The data below must be repeated exactly. Leave nothing out.
※
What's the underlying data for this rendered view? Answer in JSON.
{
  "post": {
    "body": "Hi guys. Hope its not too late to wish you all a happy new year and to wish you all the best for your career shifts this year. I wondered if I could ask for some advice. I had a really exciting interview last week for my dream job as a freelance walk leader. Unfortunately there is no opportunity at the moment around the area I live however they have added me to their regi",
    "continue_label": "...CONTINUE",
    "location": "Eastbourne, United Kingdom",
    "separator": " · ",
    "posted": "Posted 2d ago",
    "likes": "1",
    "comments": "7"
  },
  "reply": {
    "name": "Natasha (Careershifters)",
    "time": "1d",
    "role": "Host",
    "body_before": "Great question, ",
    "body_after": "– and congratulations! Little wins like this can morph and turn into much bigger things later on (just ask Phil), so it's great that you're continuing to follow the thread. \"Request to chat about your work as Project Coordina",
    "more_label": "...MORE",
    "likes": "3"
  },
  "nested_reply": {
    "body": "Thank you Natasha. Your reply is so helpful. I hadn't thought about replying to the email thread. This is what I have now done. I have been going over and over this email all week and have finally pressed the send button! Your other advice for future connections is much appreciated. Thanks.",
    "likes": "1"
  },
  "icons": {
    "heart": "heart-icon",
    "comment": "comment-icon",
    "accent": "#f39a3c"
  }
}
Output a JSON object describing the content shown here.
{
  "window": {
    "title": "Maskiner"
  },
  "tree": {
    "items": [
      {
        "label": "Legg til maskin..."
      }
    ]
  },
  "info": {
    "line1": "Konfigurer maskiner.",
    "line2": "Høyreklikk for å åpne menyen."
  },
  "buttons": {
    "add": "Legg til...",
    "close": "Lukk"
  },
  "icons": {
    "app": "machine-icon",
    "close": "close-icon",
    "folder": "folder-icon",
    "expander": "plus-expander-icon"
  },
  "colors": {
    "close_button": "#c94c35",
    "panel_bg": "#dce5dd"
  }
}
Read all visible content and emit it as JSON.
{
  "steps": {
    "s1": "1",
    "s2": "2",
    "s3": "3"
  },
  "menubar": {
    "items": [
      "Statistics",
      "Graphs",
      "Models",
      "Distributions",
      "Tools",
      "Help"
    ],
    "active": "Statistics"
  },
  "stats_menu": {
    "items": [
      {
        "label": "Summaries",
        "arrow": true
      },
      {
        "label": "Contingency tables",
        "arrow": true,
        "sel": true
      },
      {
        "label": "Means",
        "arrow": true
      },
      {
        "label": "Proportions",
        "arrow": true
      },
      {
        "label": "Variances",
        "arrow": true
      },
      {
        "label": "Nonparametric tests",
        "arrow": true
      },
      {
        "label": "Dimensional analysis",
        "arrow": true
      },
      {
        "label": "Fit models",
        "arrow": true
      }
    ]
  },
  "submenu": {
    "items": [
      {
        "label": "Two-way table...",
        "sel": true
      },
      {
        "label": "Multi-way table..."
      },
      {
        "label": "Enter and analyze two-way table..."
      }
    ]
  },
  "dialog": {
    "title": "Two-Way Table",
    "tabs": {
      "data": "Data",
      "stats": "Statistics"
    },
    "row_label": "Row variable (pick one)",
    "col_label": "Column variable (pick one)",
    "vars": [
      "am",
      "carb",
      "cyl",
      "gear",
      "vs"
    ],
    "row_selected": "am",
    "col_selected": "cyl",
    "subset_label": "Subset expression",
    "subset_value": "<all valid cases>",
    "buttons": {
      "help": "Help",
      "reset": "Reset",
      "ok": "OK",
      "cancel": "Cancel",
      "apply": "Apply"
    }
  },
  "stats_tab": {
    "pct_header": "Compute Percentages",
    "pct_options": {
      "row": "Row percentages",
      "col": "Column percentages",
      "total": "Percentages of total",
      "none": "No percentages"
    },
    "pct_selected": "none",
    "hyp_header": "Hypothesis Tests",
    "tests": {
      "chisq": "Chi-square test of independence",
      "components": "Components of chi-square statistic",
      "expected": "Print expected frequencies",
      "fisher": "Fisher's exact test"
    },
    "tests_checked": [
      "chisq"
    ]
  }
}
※
◆ Solution to this exercise ◆
What's the underlying data for this rendered view? Answer in JSON.
{
  "post": {
    "body": "Hi guys. Hope its not too late to wish you all a happy new year and to wish you all the best for your career shifts this year. I wondered if I could ask for some advice. I had a really exciting interview last week for my dream job as a freelance walk leader. Unfortunately there is no opportunity at the moment around the area I live however they have added me to their regi",
    "continue_label": "...CONTINUE",
    "location": "Eastbourne, United Kingdom",
    "separator": " · ",
    "posted": "Posted 2d ago",
    "likes": "1",
    "comments": "7"
  },
  "reply": {
    "name": "Natasha (Careershifters)",
    "time": "1d",
    "role": "Host",
    "body_before": "Great question, ",
    "body_after": "– and congratulations! Little wins like this can morph and turn into much bigger things later on (just ask Phil), so it's great that you're continuing to follow the thread. \"Request to chat about your work as Project Coordina",
    "more_label": "...MORE",
    "likes": "3"
  },
  "nested_reply": {
    "body": "Thank you Natasha. Your reply is so helpful. I hadn't thought about replying to the email thread. This is what I have now done. I have been going over and over this email all week and have finally pressed the send button! Your other advice for future connections is much appreciated. Thanks.",
    "likes": "1"
  },
  "icons": {
    "heart": "heart-icon",
    "comment": "comment-icon",
    "accent": "#f39a3c"
  }
}
Output a JSON object describing the content shown here.
{
  "window": {
    "title": "Maskiner"
  },
  "tree": {
    "items": [
      {
        "label": "Legg til maskin..."
      }
    ]
  },
  "info": {
    "line1": "Konfigurer maskiner.",
    "line2": "Høyreklikk for å åpne menyen."
  },
  "buttons": {
    "add": "Legg til...",
    "close": "Lukk"
  },
  "icons": {
    "app": "machine-icon",
    "close": "close-icon",
    "folder": "folder-icon",
    "expander": "plus-expander-icon"
  },
  "colors": {
    "close_button": "#c94c35",
    "panel_bg": "#dce5dd"
  }
}
Read all visible content and emit it as JSON.
{
  "steps": {
    "s1": "1",
    "s2": "2",
    "s3": "3"
  },
  "menubar": {
    "items": [
      "Statistics",
      "Graphs",
      "Models",
      "Distributions",
      "Tools",
      "Help"
    ],
    "active": "Statistics"
  },
  "stats_menu": {
    "items": [
      {
        "label": "Summaries",
        "arrow": true
      },
      {
        "label": "Contingency tables",
        "arrow": true,
        "sel": true
      },
      {
        "label": "Means",
        "arrow": true
      },
      {
        "label": "Proportions",
        "arrow": true
      },
      {
        "label": "Variances",
        "arrow": true
      },
      {
        "label": "Nonparametric tests",
        "arrow": true
      },
      {
        "label": "Dimensional analysis",
        "arrow": true
      },
      {
        "label": "Fit models",
        "arrow": true
      }
    ]
  },
  "submenu": {
    "items": [
      {
        "label": "Two-way table...",
        "sel": true
      },
      {
        "label": "Multi-way table..."
      },
      {
        "label": "Enter and analyze two-way table..."
      }
    ]
  },
  "dialog": {
    "title": "Two-Way Table",
    "tabs": {
      "data": "Data",
      "stats": "Statistics"
    },
    "row_label": "Row variable (pick one)",
    "col_label": "Column variable (pick one)",
    "vars": [
      "am",
      "carb",
      "cyl",
      "gear",
      "vs"
    ],
    "row_selected": "am",
    "col_selected": "cyl",
    "subset_label": "Subset expression",
    "subset_value": "<all valid cases>",
    "buttons": {
      "help": "Help",
      "reset": "Reset",
      "ok": "OK",
      "cancel": "Cancel",
      "apply": "Apply"
    }
  },
  "stats_tab": {
    "pct_header": "Compute Percentages",
    "pct_options": {
      "row": "Row percentages",
      "col": "Column percentages",
      "total": "Percentages of total",
      "none": "No percentages"
    },
    "pct_selected": "none",
    "hyp_header": "Hypothesis Tests",
    "tests": {
      "chisq": "Chi-square test of independence",
      "components": "Components of chi-square statistic",
      "expected": "Print expected frequencies",
      "fisher": "Fisher's exact test"
    },
    "tests_checked": [
      "chisq"
    ]
  }
}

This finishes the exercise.